Nick Cave reflects on an industry built on musicians “stealing”
As Nick Cave again takes to his keyboard to share another response for his Red Hand Files, the Aussie singer was this time reflecting on an industry built on the back of “stealing” each other’s work.
Cave, who recently shared a brilliant cover of T. Rex’s ‘Cosmic Dancer’, was asked about Rising Signs’ claim that a song by Cave and Warren Ellis project Grinderman was incredibly similar to theirs. The singer handles the question with typical grace and honesty.
The song in question, ‘Palaces of Montezuma’ saw Rising Signs make the claim that Cave and Grinderman had perhaps stolen some moments from their song ‘Grey Man’ and whether or not truly “original music” can even be written.

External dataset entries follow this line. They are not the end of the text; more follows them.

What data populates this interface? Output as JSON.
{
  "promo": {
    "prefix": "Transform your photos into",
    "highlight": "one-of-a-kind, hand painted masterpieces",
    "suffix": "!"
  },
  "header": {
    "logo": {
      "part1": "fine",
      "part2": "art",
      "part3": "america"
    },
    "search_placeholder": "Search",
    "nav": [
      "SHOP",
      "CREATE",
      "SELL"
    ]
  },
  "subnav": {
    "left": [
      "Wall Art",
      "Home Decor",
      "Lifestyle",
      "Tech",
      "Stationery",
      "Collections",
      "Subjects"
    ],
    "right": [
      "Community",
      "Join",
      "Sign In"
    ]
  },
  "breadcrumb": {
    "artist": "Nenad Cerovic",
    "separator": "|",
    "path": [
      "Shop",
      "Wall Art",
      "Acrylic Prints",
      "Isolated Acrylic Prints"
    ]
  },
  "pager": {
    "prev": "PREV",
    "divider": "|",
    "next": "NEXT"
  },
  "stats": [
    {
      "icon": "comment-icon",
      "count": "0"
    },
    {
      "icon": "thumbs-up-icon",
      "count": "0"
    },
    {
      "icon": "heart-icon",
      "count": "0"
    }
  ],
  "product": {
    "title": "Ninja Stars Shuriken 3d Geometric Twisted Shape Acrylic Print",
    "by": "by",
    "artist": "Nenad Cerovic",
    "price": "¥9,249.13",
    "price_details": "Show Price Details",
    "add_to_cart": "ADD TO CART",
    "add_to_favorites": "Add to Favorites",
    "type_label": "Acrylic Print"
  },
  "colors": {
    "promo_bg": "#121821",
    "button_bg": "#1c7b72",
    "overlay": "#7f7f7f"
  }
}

After hearing the claim Vave admitted to semi-confronting his friend and collaborator Warren Ellis. “So, I phoned Warren, who is in lockdown in his studio in Paris, and asked him outright —
“Did you steal ‘Palaces of Montezuma’ from Rising Signs?”
“Fuck, no!” he says, “I stole it from The Laughing Clowns.”
Cave continued, “The great beauty of contemporary music, and what gives it its edge and vitality, is its devil-may-care attitude toward appropriation — everybody is grabbing stuff from everybody else, all the time,” Cave wrote. “It’s a feeding frenzy of borrowed ideas that goes toward the advancement of rock music — the great artistic experiment of our era.”
“Plagiarism is an ugly word for what, in rock and roll, is a natural and necessary — even admirable — tendency, and that is to steal.” Cave’s words are erudite and succinct, “Theft is the engine of progress, and should be encouraged, even celebrated, provided the stolen idea has been advanced in some way.”
Cave, however, did offer “a word of caution, if you steal an idea and demean or diminish it, you are committing a dire crime for which you will pay a terrible price — whatever talents you may have will, in time, abandon you. If you steal, you must honour the action, further the idea, or be damned.”